When they posted the photos, they tagged swanky hotels as the locations.
Bilton and his crew spent lots of time — and money — keeping up appearances. He shelled out $650 for Druckman and a friend to spend the day taking photos at a rented mansion. It cost $50 an hour for Bailey to shoot on a set that looked like a private jet.
It cost $50 an hour for Chris Bailey to shoot on a set that looked like a private jet.HBO
But spending the day posing for photos in pretty places isn’t as easy as it looks.
“We’d do a photo shoot, we’d buy all the props, we’d take all the photos and edit them, we’d post them, and four, five days later, you’re out of photos, so you have to do it again and again.”
Next, and most importantly, was the purchasing of bots. Anyone can go online and buy fake Instagram followers, likes and comments. Bots make up a huge portion of followers for celebs, reportedly including Ellen DeGeneres, Katy Perry and the Kardashians — and of course, influencers.
Designer Chris Bailey spent a lot of time and money keeping up appearances.HBO
“It was really shocking to see how pervasive it was, how much money goes into it, and how the tech companies really don’t have a desire to do anything about it, because it inflates their numbers,” said Bilton, who spent close to $15,000 on more than 300 different bot services throughout the project.
A couple grand and you can be perceived as famous.”
For Druckman, the project started to pay off quickly. Companies began contacting her for collabs and inviting her on all-expenses-paid trips. She now has more than 340,000 followers, a good portion of which are real people.
The 26-year-old actress always knew that an online following was important to casting directors, but didn’t realize how much until months into the experiment. As she surpassed 100,000 followers, she was being invited to more auditions and getting offered more parts.
Bilton said “it is just insane how much work it is” to set up photoshoots all day.HBO
“That was a hard truth that I don’t think I ever wanted to accept,” she told The Post.
Still, Druckman is glad she joined the experiment. “I treated this whole thing as an acting role,” she said.
The project didn’t go as smoothly for Heiner and Bailey.
Even though Heiner’s following was mostly bots, having all those “eyes” on him exacerbated his anxiety. “I still felt like they were watching me — it made me so uncomfortable,” he tells The Post. At one point, a friend from high school called the 25-year-old out for his fake persona. “I was just embarrassed. ‘I look like a fool,’ ” he remembered thinking.
“I was just embarrassed. ‘I look like a fool,’” said Wylie Heiner.HBO
Being an influencer is “a a lot harder than I thought it was,” Heiner said.

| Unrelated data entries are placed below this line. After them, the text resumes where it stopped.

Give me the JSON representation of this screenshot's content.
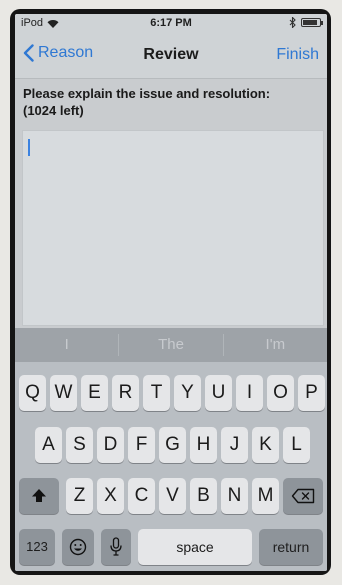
{
  "statusbar": {
    "carrier": "iPod",
    "time": "6:17 PM"
  },
  "nav": {
    "back_label": "Reason",
    "title": "Review",
    "finish_label": "Finish"
  },
  "form": {
    "prompt_line1": "Please explain the issue and resolution:",
    "prompt_line2": "(1024 left)",
    "text_value": ""
  },
  "keyboard": {
    "predictions": [
      "I",
      "The",
      "I'm"
    ],
    "row1": [
      "Q",
      "W",
      "E",
      "R",
      "T",
      "Y",
      "U",
      "I",
      "O",
      "P"
    ],
    "row2": [
      "A",
      "S",
      "D",
      "F",
      "G",
      "H",
      "J",
      "K",
      "L"
    ],
    "row3": [
      "Z",
      "X",
      "C",
      "V",
      "B",
      "N",
      "M"
    ],
    "numbers_label": "123",
    "space_label": "space",
    "return_label": "return"
  },
  "colors": {
    "accent": "#2f78d3",
    "caret": "#3b82e0"
  }
}
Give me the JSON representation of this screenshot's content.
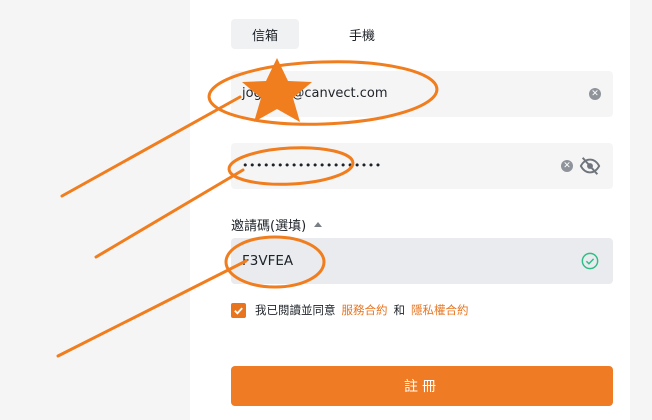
{
  "tabs": {
    "email_label": "信箱",
    "phone_label": "手機"
  },
  "email_field": {
    "value": "jog…66@canvect.com"
  },
  "password_field": {
    "masked_value": "••••••••••••••••••••"
  },
  "invite": {
    "label": "邀請碼(選填)",
    "value": "F3VFEA"
  },
  "agreement": {
    "prefix": "我已閱讀並同意",
    "terms_link": "服務合約",
    "joiner": "和",
    "privacy_link": "隱私權合約",
    "checked": true
  },
  "register_button": {
    "label": "註冊"
  },
  "colors": {
    "accent": "#ef7b24",
    "annotation": "#f07d1e",
    "success": "#2ebd85"
  },
  "icons": [
    "clear-icon",
    "eye-off-icon",
    "check-circle-icon",
    "caret-up-icon",
    "checkmark-icon",
    "star-icon"
  ]
}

“It shouldn’t be that serious,” he said.
Now, because of the documentary, Heiner is applying to grad school to become a therapist. “There could be a good relationship between therapy and social media,” he said.
Bailey, 29, is still attempting to gain a following through a harder — and more virtuous —route.
Integrity “is a huge part of me,” Bailey told The Post. “I can’t really fake the funk. I can’t be posting pictures and doing reviews of products I don’t even want or like.”
He rarely posted the pics from Bilton’s elaborately constructed photo shoots.
The documentary from director Nick Bilton (pictured) premieres on Tuesday.HBO
When he did, he would delete overenthusiastic comments left by bots.
he doesn’t want to be fake on his Instagram,” said Bilton.
Bailey now has more than 18,000 followers and is working on releasing music and his clothing line, the 1-Off Recycled Garment Project. “I do believe that if you stay true to who you are and what you believe, it will take you farther,” he said.
No number is worth compromising your authenticity, Bailey says in the doc.
“If you asked me if I would take 100,000 fake followers or 100 real ones, I’m taking the real ones all day.”